Dietrich Bonhoeffer has emerged as a hero for both evangelical and liberal Christians. But he wasn’t interested in being a hero or a martyr or a saint; he was interested in speaking the truth even when he feared it had vanished from the face of the earth.
“Silence in the face of evil is itself evil. God will not hold us guiltless. Not to speak is to speak. Not to act is to act.” Although these words have frequently been attributed to Bonhoeffer, they do not appear in any of his writings.

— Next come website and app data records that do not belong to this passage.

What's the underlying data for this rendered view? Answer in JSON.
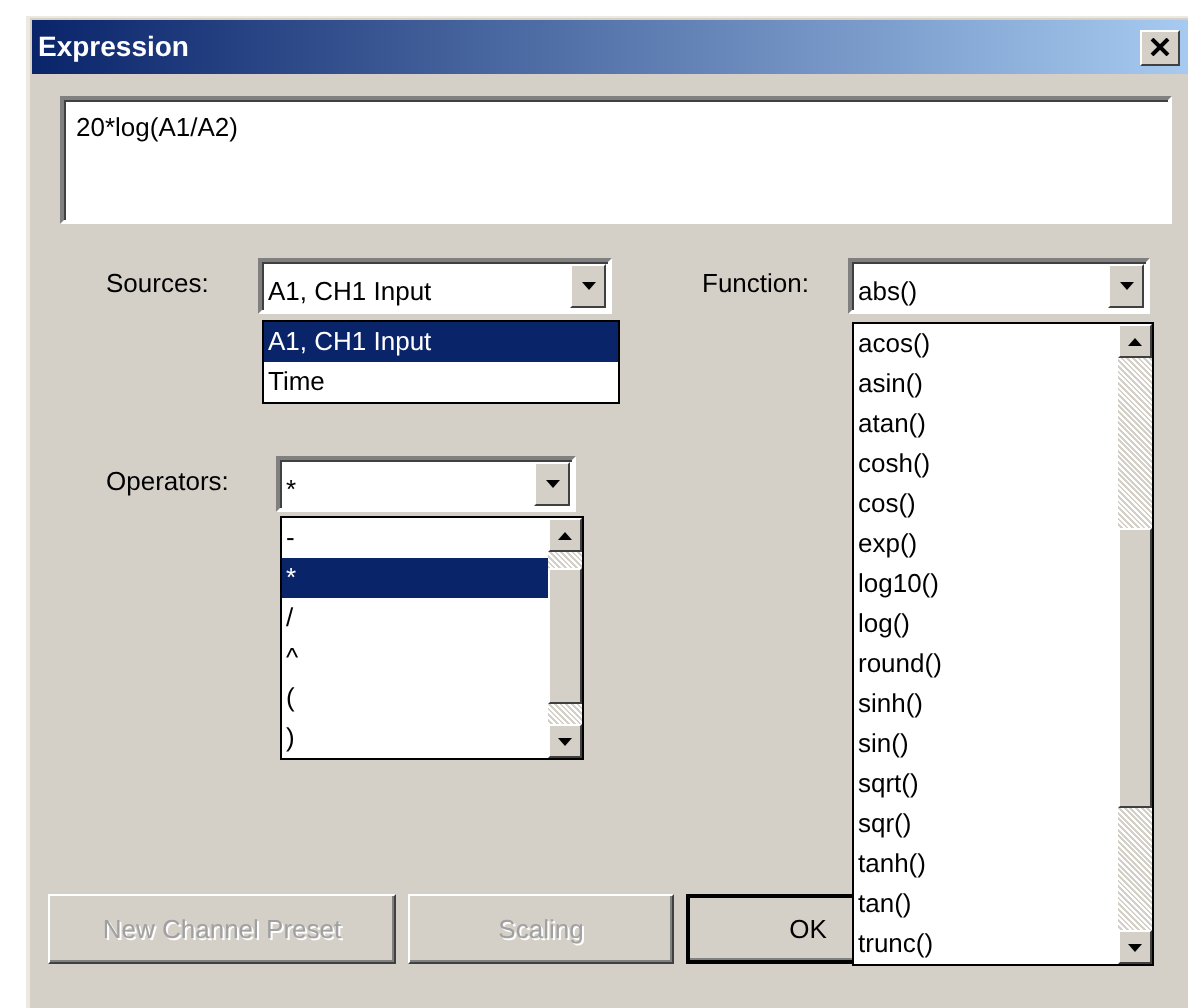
{
  "window": {
    "title": "Expression"
  },
  "expression": {
    "value": "20*log(A1/A2)"
  },
  "sources": {
    "label": "Sources:",
    "value": "A1, CH1 Input",
    "items": [
      {
        "label": "A1, CH1 Input",
        "selected": true
      },
      {
        "label": "Time",
        "selected": false
      }
    ]
  },
  "function": {
    "label": "Function:",
    "value": "abs()",
    "items": [
      {
        "label": "acos()",
        "selected": false
      },
      {
        "label": "asin()",
        "selected": false
      },
      {
        "label": "atan()",
        "selected": false
      },
      {
        "label": "cosh()",
        "selected": false
      },
      {
        "label": "cos()",
        "selected": false
      },
      {
        "label": "exp()",
        "selected": false
      },
      {
        "label": "log10()",
        "selected": false
      },
      {
        "label": "log()",
        "selected": false
      },
      {
        "label": "round()",
        "selected": false
      },
      {
        "label": "sinh()",
        "selected": false
      },
      {
        "label": "sin()",
        "selected": false
      },
      {
        "label": "sqrt()",
        "selected": false
      },
      {
        "label": "sqr()",
        "selected": false
      },
      {
        "label": "tanh()",
        "selected": false
      },
      {
        "label": "tan()",
        "selected": false
      },
      {
        "label": "trunc()",
        "selected": false
      }
    ]
  },
  "operators": {
    "label": "Operators:",
    "value": "*",
    "items": [
      {
        "label": "-",
        "selected": false
      },
      {
        "label": "*",
        "selected": true
      },
      {
        "label": "/",
        "selected": false
      },
      {
        "label": "^",
        "selected": false
      },
      {
        "label": "(",
        "selected": false
      },
      {
        "label": ")",
        "selected": false
      }
    ]
  },
  "buttons": [
    {
      "label": "New Channel Preset",
      "disabled": true
    },
    {
      "label": "Scaling",
      "disabled": true
    },
    {
      "label": "OK",
      "disabled": false
    }
  ]
}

It was Elisabeth Schmitz who denounced silence in the face of a horribly specific evil other members of the Confessing Church seemed hesitant to name.
The devout and the religiously indifferent must learn to work together or nothing of lasting significance will be accomplished.

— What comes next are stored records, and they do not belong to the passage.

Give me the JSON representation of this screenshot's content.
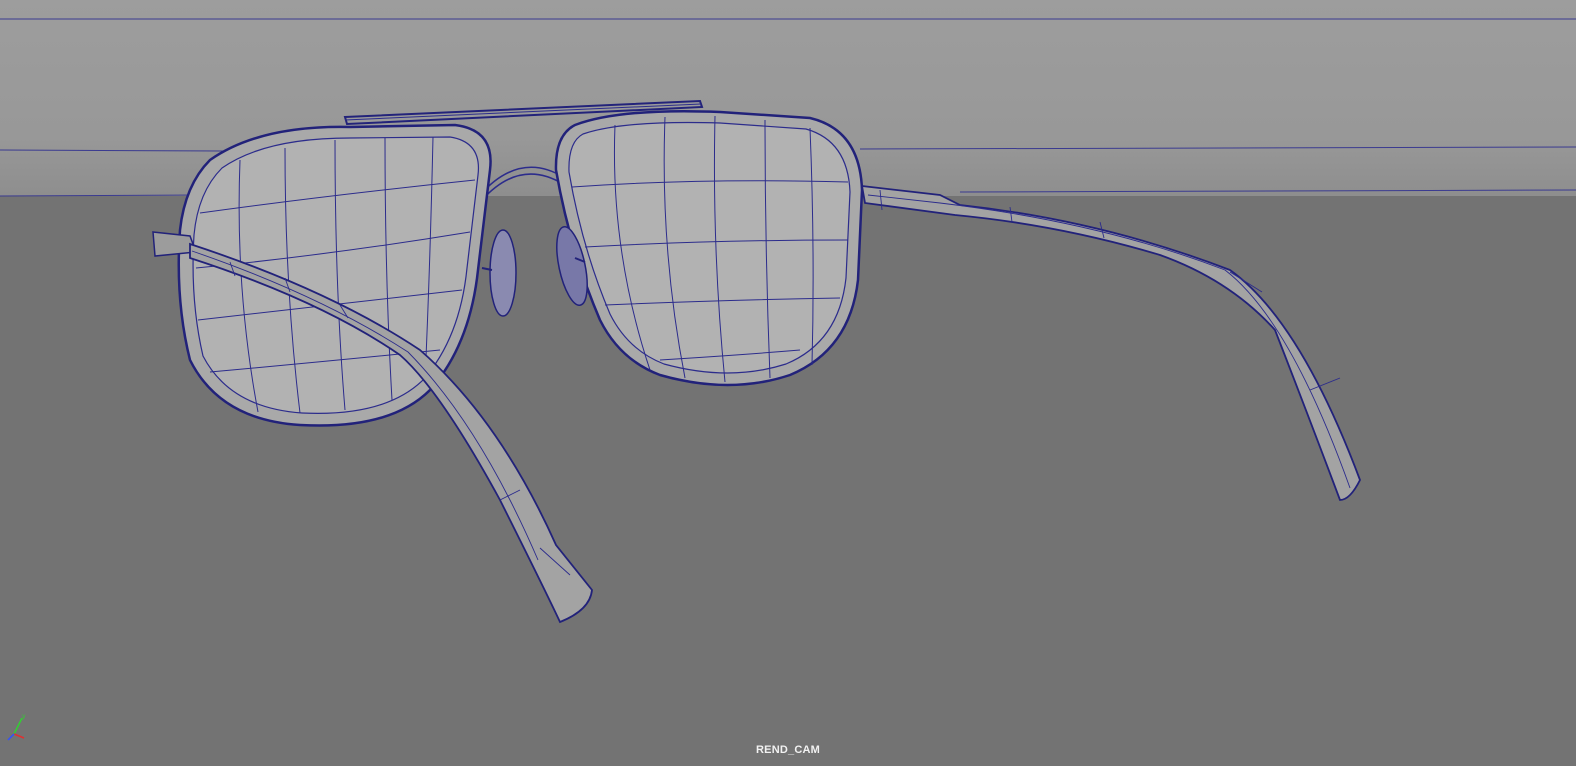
{
  "viewport": {
    "camera_name": "REND_CAM",
    "shading": "wireframe-on-shaded",
    "background_colors": {
      "sky": "#9a9a9a",
      "floor": "#737373"
    },
    "wire_color": "#2c2c8c",
    "surface_color": "#a8a8a8",
    "object": "aviator-sunglasses"
  },
  "axis_gizmo": {
    "icon": "xyz-axis-icon",
    "x_color": "#e03030",
    "y_color": "#30d030",
    "z_color": "#3050ff"
  }
}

All three books emphasize the pervading sense of white superiority common to our ancestors in the white world, and following their descendants into the “New World”
After watching last week’s hearing, which of the two, Blesey Ford or Kavanaugh, strikes you as the most reliable? I mean, which is the most truthful?
Ultimately, Jimmy proved to be too good for either the White House or his beloved Southern Baptist Convention. But he was never too good; just a little better than the rest of us. He was of our tribe.
While I was a student in the late 1970s, the subject of hell never came up in class unless Bill Leonard was discussing Jonathan Edwards’ infamous sermon, “Sinners in the hands of an angry God.” My professors couldn’t talk about the Southern Baptist hell, while their critics spoke of little else. It was never a fair fight.